b) Drop the FCS game completely, paying the guarantee without apologies, and make the game a home-and-home with a mid-pack team or better from another BCS conference. West Virginia would then in 2011 have on its out of conference schedule three teams from BCS conferences: LSU, Maryland, and another.
c) Keep Marshall on the schedule with the previous deal, a two and one with the winner of two games getting the fourth game at home.
d) Talk East Carolina into Marshall's deal.
That's Marshall and East Carolina from Conference USA taking the place of an FCS school and a UNLV-type. LSU, Maryland, and a cooperative team from a BCS conference will comprise the strength of the schedule. Juggle it around to provide the necessary seven home games, and you have five teams that have West Virginia absorbing the weak Big East slate.
Weak Big East slate?

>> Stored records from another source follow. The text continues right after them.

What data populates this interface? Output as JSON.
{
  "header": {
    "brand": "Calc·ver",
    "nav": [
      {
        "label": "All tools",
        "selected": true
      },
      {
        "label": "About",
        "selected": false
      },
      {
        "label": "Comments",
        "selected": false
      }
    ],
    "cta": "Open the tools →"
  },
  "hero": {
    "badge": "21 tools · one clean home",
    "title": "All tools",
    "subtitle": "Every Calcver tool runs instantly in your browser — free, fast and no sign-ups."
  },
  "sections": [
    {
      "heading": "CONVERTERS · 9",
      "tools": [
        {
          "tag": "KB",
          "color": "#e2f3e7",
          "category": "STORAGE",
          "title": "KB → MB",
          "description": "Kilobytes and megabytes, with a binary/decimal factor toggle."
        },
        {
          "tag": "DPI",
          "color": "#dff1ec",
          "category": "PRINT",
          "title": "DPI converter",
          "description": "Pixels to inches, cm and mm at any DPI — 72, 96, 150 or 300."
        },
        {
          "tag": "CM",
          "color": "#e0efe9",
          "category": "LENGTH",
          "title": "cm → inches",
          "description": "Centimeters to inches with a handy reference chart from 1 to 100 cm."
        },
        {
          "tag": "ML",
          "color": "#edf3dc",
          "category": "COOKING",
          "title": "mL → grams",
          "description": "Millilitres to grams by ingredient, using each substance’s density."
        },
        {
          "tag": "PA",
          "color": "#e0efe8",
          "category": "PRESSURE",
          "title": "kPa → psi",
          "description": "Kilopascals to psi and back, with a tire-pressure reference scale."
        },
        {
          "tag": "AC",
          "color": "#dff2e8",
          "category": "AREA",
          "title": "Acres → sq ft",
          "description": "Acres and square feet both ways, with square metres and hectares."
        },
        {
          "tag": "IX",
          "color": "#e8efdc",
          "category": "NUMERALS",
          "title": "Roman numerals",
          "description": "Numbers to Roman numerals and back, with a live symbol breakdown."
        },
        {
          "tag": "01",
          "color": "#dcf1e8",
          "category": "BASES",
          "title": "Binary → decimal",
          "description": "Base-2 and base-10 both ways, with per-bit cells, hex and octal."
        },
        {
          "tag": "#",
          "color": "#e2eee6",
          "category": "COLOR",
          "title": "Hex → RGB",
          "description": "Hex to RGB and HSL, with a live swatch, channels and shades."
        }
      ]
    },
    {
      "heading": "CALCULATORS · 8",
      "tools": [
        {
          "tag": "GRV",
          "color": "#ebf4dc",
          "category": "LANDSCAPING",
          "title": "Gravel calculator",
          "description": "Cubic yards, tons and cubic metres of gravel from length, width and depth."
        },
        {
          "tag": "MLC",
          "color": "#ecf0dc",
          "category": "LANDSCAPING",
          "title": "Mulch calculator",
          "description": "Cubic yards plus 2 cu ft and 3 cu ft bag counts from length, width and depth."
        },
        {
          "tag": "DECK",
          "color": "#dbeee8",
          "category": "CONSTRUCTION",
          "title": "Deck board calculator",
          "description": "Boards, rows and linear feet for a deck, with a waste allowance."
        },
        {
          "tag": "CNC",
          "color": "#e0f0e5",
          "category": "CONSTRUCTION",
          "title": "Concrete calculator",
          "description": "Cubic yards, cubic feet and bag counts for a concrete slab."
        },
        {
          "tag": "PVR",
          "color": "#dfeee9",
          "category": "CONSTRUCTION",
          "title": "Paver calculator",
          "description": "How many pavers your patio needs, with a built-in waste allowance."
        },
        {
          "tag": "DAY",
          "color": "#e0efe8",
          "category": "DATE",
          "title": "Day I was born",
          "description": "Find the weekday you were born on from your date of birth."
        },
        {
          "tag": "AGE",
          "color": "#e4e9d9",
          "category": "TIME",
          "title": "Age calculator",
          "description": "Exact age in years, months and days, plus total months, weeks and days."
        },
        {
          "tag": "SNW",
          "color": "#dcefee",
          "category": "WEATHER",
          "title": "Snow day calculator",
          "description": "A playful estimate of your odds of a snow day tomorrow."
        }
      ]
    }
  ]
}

That's correct. We’re not in 2006 anymore.
As a writer, I look at the past athletic departments and I see money, but it’s a pursuit of money that sacrifices competition.
As an "interested party," I always use the 2007 season as the goal, the season during which West Virginia was one winnable game from playing for the BCS Championship. All fans want to be there again. That’s what the people want, not another autumn of meaningless wins.
There is hope. I recall when the recently named AD Oliver Luck was the quarterback. In 1978, Luck's first assignment as a freshman was against the very capable “throwin’ and mowin’” California Golden Bears. He nearly led the Mountaineers to victory.
During the 1978-1981 seasons, Penn State and Pittsburgh were year in, year out almost invincible. Still, the athletic department scheduled competitive games with Oklahoma, North Carolina State, Kentucky, Arizona State, Maryland, Virginia Tech, and Virginia.
I'm not calling those seasons ideal, but they were definitely better than wasting time with Coastal Carolina and UNLV.
Hopefully, Oliver Luck will remember his glory years and structure a slate with teams that all fans will be proud to defeat.